Across the listing below, count the lines containing "description". Answer with that number only.
---- Available data
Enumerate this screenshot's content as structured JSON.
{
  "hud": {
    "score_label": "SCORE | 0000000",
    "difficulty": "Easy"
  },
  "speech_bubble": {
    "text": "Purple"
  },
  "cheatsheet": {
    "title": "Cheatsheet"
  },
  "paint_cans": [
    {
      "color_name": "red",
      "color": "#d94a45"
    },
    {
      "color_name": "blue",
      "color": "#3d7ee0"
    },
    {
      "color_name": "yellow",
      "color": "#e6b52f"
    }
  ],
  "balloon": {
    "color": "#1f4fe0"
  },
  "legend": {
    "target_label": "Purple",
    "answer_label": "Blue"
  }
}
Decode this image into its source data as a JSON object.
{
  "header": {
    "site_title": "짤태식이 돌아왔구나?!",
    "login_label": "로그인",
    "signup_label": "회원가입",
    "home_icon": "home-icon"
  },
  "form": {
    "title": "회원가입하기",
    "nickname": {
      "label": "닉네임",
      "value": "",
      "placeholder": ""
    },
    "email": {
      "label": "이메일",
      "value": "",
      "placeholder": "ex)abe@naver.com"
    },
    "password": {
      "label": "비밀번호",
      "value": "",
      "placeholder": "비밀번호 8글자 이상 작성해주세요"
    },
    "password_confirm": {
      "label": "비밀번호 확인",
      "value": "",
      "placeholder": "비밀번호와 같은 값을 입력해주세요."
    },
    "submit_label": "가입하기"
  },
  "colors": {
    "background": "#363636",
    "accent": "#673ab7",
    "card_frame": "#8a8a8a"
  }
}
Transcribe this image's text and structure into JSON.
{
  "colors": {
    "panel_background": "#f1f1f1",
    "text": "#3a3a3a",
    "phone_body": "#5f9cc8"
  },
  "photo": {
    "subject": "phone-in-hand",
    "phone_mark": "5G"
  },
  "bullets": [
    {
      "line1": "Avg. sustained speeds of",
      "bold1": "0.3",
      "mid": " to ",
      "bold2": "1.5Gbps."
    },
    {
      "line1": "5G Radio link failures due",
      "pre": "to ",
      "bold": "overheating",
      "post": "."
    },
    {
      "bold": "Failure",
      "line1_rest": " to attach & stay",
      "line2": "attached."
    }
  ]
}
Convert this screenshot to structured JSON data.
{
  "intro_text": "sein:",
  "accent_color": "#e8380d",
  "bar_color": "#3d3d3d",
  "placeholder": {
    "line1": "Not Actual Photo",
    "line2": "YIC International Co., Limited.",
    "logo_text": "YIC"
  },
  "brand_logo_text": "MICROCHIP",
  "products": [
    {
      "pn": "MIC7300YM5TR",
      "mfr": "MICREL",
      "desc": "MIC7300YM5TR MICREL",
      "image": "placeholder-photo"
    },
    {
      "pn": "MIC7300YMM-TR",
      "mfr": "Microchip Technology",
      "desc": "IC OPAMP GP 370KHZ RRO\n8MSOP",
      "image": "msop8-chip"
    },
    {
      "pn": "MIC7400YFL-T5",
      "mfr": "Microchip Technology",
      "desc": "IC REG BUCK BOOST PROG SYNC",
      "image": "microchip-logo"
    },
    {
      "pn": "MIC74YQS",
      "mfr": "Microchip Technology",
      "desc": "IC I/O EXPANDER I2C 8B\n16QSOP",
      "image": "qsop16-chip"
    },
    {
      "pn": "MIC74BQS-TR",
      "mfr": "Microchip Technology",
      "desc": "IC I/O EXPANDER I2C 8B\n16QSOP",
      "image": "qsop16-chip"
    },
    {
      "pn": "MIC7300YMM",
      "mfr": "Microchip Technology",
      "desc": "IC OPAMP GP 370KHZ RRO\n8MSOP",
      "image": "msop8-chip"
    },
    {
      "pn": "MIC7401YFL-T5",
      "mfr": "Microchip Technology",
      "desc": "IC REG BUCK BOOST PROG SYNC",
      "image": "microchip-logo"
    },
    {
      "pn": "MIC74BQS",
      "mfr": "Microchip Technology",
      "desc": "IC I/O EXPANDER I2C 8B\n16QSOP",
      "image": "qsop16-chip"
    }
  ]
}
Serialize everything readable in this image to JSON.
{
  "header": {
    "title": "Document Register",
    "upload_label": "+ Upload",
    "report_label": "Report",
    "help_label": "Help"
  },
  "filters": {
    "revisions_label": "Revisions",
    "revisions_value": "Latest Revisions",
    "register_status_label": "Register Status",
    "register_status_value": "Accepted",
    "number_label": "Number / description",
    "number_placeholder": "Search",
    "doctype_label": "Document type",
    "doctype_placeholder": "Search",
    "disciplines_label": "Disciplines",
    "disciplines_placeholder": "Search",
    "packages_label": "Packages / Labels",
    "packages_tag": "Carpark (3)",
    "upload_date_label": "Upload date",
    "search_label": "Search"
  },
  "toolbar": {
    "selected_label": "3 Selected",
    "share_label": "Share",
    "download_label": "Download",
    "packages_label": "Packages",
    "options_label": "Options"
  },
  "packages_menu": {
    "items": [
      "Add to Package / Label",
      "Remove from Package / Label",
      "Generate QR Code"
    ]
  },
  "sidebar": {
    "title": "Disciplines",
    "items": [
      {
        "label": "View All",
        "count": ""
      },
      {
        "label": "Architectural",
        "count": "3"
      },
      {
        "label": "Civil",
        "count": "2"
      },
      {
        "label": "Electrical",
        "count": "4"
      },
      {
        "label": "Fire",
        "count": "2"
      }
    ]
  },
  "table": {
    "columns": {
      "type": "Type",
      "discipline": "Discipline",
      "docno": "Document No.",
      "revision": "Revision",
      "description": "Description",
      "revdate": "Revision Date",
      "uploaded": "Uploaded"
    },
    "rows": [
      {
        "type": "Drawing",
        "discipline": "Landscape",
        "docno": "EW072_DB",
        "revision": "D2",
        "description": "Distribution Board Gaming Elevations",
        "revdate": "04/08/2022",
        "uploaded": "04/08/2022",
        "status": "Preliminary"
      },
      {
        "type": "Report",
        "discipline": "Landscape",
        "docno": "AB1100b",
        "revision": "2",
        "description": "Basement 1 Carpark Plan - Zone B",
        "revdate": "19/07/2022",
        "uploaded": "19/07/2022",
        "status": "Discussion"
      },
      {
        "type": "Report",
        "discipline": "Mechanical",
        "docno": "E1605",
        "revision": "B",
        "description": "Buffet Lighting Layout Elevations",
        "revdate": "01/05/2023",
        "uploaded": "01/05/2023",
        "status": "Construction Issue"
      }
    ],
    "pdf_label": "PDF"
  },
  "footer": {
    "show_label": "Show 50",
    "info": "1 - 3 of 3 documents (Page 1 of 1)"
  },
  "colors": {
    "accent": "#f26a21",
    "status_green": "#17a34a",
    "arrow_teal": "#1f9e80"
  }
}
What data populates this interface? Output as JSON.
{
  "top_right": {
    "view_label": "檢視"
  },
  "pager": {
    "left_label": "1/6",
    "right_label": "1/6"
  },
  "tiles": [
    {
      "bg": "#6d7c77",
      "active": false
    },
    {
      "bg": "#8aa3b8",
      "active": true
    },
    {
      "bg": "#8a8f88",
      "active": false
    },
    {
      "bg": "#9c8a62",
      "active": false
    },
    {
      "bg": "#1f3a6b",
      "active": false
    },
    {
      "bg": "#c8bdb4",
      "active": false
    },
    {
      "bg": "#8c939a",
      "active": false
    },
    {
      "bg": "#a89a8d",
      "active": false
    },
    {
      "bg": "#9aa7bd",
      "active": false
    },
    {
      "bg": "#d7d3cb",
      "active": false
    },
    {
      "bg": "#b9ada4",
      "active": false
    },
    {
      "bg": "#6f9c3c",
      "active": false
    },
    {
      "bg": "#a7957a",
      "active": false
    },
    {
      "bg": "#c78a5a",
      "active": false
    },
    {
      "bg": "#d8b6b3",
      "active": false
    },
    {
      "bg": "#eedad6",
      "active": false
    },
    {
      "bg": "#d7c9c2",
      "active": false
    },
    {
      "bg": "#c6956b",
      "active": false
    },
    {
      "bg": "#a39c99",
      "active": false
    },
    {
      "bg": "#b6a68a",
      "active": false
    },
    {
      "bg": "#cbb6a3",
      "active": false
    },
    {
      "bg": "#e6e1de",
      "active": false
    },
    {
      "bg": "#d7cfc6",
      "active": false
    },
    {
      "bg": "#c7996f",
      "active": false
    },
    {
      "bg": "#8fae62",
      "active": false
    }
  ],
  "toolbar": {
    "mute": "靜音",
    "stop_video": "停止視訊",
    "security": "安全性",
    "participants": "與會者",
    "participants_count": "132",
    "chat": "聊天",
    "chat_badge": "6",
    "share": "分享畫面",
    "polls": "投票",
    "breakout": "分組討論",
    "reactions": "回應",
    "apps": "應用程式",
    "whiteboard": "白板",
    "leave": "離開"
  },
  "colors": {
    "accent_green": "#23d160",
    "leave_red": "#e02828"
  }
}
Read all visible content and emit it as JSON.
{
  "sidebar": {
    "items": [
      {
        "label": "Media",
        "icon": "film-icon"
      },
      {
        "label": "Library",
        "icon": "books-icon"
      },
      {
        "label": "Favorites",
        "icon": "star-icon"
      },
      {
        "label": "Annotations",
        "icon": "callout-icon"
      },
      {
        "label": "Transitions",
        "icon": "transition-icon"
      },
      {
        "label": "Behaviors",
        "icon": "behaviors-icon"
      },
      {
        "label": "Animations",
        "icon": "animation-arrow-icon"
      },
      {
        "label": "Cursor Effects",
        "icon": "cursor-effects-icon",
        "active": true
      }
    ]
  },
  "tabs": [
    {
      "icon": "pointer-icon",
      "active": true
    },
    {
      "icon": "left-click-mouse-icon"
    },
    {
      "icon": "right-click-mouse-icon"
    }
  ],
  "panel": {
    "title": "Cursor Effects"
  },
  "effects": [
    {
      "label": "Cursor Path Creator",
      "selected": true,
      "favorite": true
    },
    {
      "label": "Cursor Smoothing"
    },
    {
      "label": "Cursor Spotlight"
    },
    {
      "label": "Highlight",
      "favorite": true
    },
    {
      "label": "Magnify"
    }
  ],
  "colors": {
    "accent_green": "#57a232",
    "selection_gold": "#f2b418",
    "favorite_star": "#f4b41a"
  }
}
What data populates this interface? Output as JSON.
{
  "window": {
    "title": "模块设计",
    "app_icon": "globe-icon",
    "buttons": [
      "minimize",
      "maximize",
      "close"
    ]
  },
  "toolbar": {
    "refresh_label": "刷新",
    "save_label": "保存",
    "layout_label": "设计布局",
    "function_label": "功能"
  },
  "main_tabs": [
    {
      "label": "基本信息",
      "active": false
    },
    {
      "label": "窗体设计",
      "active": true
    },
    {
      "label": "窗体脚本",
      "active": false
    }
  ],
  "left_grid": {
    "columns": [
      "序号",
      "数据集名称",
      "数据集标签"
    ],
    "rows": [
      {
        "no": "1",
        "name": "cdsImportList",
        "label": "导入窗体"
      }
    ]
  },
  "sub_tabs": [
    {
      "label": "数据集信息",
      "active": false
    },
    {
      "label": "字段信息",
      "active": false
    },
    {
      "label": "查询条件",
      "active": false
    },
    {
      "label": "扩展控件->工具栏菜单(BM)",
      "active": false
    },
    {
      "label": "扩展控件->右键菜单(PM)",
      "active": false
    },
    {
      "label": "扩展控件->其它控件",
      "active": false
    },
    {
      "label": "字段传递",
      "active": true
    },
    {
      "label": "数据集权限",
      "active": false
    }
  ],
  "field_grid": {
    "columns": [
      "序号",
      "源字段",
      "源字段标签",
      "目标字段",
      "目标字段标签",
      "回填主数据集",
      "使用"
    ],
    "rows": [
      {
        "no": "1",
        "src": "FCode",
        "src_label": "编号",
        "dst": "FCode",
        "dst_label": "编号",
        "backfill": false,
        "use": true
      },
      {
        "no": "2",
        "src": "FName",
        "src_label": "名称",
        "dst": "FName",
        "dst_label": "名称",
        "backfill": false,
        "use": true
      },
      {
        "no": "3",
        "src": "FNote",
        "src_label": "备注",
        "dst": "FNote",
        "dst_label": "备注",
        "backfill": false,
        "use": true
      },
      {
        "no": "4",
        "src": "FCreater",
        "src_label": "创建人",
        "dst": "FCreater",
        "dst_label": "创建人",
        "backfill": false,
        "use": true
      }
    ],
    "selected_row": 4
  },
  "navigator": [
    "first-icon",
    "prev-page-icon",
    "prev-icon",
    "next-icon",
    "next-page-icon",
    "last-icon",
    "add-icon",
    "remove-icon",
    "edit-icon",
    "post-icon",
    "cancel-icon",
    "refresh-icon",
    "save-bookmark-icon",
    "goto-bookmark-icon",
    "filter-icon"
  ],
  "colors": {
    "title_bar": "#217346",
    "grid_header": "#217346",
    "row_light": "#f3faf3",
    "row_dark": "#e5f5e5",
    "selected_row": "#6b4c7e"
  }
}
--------
Result = 5